Director: Andrew Haigh
15 | 2h 1min | Adventure, Drama | 4 May 2018 (UK)
RATING: ★ ★ ★ ★
A troubled teenager and the old racehorse he has instinctively decided to save from the scrapheap escape out into the wide, empty Portland, Oregon country in 45 Years director Andrew Haigh’s poignant, quiet adaptation of Willy Vlautin’s novel, which boasts a raft of fine, unforced performances. Though the description of the plot sounds somewhat Disney-ish, Haigh's sparse screenplay and the cinematography from DP Magnus Nordenhof Jønck gives us a picture of an often-handsome landscape that nevertheless keeps a hard edge never far out of view. This part of America might offer up plenty of verdant rolling plains and gorgeous desert sunsets which give us a good flavour of a more rural and emptier part of the world, but there are run-down racetracks, crummy diners, and garbage piles too. This part of the country doesn't offer much of a support structure or empathy for someone as young and resourceless as teen jockey assistant Charley (Charlie Plummer), who has impulsively taken off with his gruff employer Del's (Steve Buscemi) broken-down horse Lean on Pete to spare him from what Charley fears is a cashing-out sale to Mexican horseflesh dealers.
Sensitively played by the rake-thin Plummer, Charley is tough enough thanks to a life on the breadline with a layabout drunk of a father (played effectively by a podgy and somewhat childish Travis Fimell, who is nevertheless steered clear of the violent drunk archetype, being just useless) to have built up some cynicism about the world, but he's still too young and isolated to have developed the smarts and to have outgrown a certain level of naivety that might have prevented him becoming so fixated on this horse. His plight is both genuinely touching, but also totally helpless, with bailing on paychecks in restaurants and siphoning gas from cars soon becoming Charley's M.O after about 48 hours into his mission.
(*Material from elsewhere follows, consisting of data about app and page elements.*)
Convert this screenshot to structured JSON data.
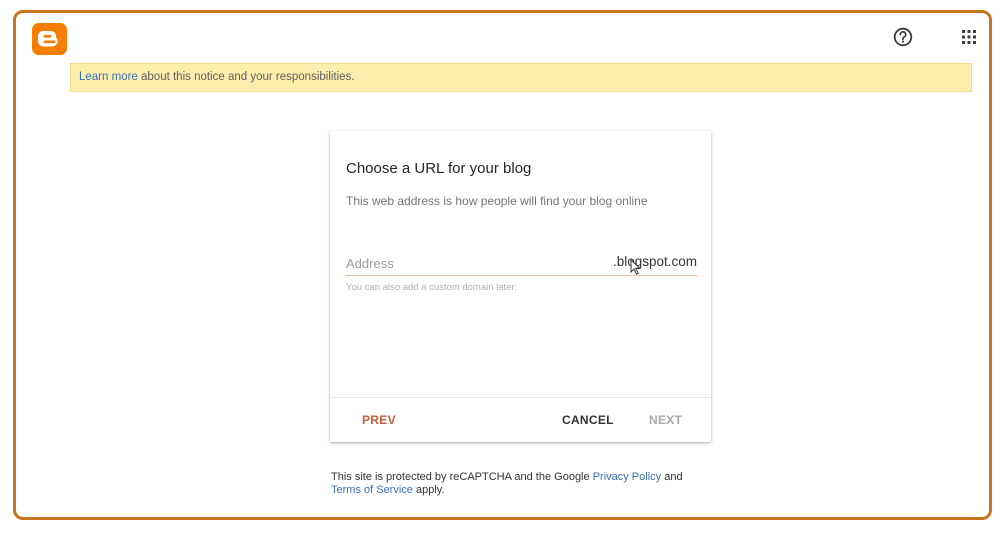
{
  "header": {
    "logo_letter": "B",
    "brand_color": "#f57d00",
    "help_icon": "help-circle-icon",
    "apps_icon": "apps-grid-icon"
  },
  "notice": {
    "link_text": "Learn more",
    "text": " about this notice and your responsibilities."
  },
  "card": {
    "title": "Choose a URL for your blog",
    "subtitle": "This web address is how people will find your blog online",
    "address": {
      "value": "",
      "placeholder": "Address",
      "suffix": ".blogspot.com"
    },
    "helper": "You can also add a custom domain later.",
    "buttons": {
      "prev": "PREV",
      "cancel": "CANCEL",
      "next": "NEXT"
    }
  },
  "footer": {
    "text_1": "This site is protected by reCAPTCHA and the Google ",
    "privacy_link": "Privacy Policy",
    "text_2": " and ",
    "terms_link": "Terms of Service",
    "text_3": " apply."
  },
  "colors": {
    "accent_orange": "#c8741f",
    "prev_button": "#c65b3c",
    "link_blue": "#3b6fb6",
    "notice_bg": "#fcefae"
  }
}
Romantic it is not, even if the land he is lost in is at times undeniably lovely to look at. But you can't stay lost out here for ever when your gas tank is empty and your wallet is light.
Yet no matter how much he might see it that way, the world Charley is trying to escape from isn't one of clear-cut good and evil either. Both Del and his world-weary jockey Bonnie (Chloe Sevigny) have been undoubtedly poisoned by years of falling deeper and deeper into the less glamorous and cash-poor side of horse racing (in one scene Del opines, after a win with Lean on Pete, that they'd better rapidly pack up and leave before the gambling crowd gets too drunk and aggressive to pay them their winnings), but they aren't without a kind of grudging, fleeting shard of compassion for Charley. They've just long since stopped seeing the fate of horses that can't ride anymore as anything other than just a sad fact of life. Charley, on the other hand, clearly needs something from Lean on Pete, particularly when his father is taken from him and his last anchor is gone. His flight is an act of defiance and desperation. The rumpled, balding Buscemi is great in the few scenes he has, playing Del as a frazzled and bitter guy constantly surprised by the level of care he keeps mustering up for this naive but well-meaning kid. You could build a great film around him too, or Bonnie, for that matter .